  1. When riding two abreast ride shoulder to shoulder, no half wheeling.
  1. Respect the fact that you are riding in a group. Try not to suddenly break, accelerate or swerve unless you are trying to avoid an obstacle. A warning can be given when stopping quickly, or for potholes and other hazards but it is up to every rider to foresee such hazards and not depend on warnings alone.
  1. Don’t think that you have to constantly push the pace. Ride at a pace that is comfortable for everyone in your pace group. If you are riding two by two, don’t halfwheel because you want to go faster or if you are worried you’re not going fast enough. Just ride side by side and enjoy the ride and time spent with friends. If we ride as a group, everyone’s average speed will be higher.

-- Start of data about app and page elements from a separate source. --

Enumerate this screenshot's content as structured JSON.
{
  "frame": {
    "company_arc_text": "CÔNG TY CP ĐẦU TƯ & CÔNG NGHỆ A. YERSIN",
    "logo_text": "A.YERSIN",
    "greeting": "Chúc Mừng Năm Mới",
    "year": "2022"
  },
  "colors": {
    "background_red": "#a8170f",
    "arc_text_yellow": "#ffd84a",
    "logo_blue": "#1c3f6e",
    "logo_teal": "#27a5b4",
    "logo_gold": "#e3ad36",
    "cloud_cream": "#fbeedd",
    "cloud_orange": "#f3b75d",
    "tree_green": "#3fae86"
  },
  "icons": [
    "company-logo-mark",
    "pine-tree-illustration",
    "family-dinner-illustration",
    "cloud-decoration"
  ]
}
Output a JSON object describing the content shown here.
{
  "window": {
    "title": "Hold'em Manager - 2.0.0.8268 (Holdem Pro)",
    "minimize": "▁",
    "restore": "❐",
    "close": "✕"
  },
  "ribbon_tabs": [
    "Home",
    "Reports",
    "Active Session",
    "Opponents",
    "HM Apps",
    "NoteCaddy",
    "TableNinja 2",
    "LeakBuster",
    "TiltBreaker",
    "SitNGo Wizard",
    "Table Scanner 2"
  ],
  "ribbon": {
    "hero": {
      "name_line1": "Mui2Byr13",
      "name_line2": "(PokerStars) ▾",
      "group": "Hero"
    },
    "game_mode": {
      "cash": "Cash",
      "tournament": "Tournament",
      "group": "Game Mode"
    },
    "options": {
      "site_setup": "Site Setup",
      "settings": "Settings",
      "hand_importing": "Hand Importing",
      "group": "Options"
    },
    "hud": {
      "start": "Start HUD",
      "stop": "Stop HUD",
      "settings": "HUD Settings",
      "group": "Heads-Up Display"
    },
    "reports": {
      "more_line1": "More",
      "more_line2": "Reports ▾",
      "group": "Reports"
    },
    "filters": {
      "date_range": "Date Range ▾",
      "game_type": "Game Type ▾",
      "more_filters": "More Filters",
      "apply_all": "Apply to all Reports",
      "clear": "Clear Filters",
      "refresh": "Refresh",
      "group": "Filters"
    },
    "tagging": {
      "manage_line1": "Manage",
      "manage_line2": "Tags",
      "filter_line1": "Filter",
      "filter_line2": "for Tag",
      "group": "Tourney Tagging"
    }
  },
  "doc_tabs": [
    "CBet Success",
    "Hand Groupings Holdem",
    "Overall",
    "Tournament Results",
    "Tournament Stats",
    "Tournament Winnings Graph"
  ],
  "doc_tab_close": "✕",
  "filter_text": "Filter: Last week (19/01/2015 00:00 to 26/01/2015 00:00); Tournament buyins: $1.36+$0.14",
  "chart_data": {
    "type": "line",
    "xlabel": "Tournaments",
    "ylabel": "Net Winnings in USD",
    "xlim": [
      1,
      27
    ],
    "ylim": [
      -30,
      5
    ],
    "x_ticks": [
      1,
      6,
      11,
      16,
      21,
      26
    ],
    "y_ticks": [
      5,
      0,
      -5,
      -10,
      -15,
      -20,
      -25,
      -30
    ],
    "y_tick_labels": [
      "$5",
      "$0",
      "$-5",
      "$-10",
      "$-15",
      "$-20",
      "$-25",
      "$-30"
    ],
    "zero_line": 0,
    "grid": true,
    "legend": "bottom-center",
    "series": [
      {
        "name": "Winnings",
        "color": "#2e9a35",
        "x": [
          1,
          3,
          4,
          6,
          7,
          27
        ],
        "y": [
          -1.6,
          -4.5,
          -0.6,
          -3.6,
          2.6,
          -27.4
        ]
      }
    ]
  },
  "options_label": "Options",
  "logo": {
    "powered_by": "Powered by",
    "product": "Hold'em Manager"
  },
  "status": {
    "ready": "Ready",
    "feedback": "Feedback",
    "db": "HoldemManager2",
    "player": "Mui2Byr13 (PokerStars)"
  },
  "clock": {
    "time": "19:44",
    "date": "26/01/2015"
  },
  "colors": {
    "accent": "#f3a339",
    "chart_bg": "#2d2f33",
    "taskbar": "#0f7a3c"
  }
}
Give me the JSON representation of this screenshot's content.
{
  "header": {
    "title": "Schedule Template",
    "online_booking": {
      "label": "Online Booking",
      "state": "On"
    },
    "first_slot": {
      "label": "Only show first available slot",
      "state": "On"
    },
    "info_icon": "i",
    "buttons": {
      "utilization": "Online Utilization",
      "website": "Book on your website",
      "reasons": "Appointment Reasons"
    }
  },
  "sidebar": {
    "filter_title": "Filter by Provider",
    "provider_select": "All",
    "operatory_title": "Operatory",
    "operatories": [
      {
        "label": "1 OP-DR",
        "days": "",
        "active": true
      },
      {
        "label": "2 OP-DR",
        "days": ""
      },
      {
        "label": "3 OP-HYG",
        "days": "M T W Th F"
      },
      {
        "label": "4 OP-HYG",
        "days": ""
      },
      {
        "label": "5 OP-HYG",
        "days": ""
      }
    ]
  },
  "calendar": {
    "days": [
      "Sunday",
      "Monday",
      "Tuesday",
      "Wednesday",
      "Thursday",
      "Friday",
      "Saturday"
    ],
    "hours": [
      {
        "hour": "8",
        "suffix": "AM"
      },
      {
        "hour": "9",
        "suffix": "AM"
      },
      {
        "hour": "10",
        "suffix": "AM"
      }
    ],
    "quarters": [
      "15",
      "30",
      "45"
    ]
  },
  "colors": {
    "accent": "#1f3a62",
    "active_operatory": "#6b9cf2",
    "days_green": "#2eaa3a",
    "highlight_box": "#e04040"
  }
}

  1. Understand the difference between speed and pace. Keeping a constant pace means that you a maintaining a constant perceived effort. If your pace is constant, your speed will vary depending on the wind, gradient and road surface. It is normal to for the speed to decrease on hills.
  1. Keep your attention on what is in front of you at all times. Any hazard that can cause you to crash will be in front of you. If you’re always turning your head to see what is behind you, you are increasing your chance of being crashed by a hazard you didn’t see. If you are looking behind, you are more likely to swerve or slow without realizing. This would make you the hazard.
  1. In a group the rider in front you is always then closest potential hazard. If your focus is forward, you will be aware of when that rider slows, accelerates or swerves and respond accordingly. It is your responsibility to avoid a collision with the rider in front of you..
  1. Keeping your focus forward does not mean that you are staring at only the rider in front of you. Use your whole visual field to be aware of any hazards around the group in front.
  1. Hold your line. On busy roads ride single file, hearing “car back” is helpful but expect that to be the case. When riding double file with a car back hold your line if the car has an opportunity to pass, if not carefully form a single line, the rider at the back should be the last to go to single file.
  1. The best way to make sure that everyone in the group is safe is to prioritize your own safety above all else. Remember that you are riding in a group. If you crash, there is a good chance that you will take someone else down..
  1. If we need to regroup choose a safe area away from the roadway. If the regroup must take place on the shoulder of a roadway because a suitable off road area is not available, make sure the regroup is a safe distance away from any intersection. If regrouping on a shoulder all cyclists must be off the main roadway.

Signalling your intentions video

Watch the video below for a visual on group riding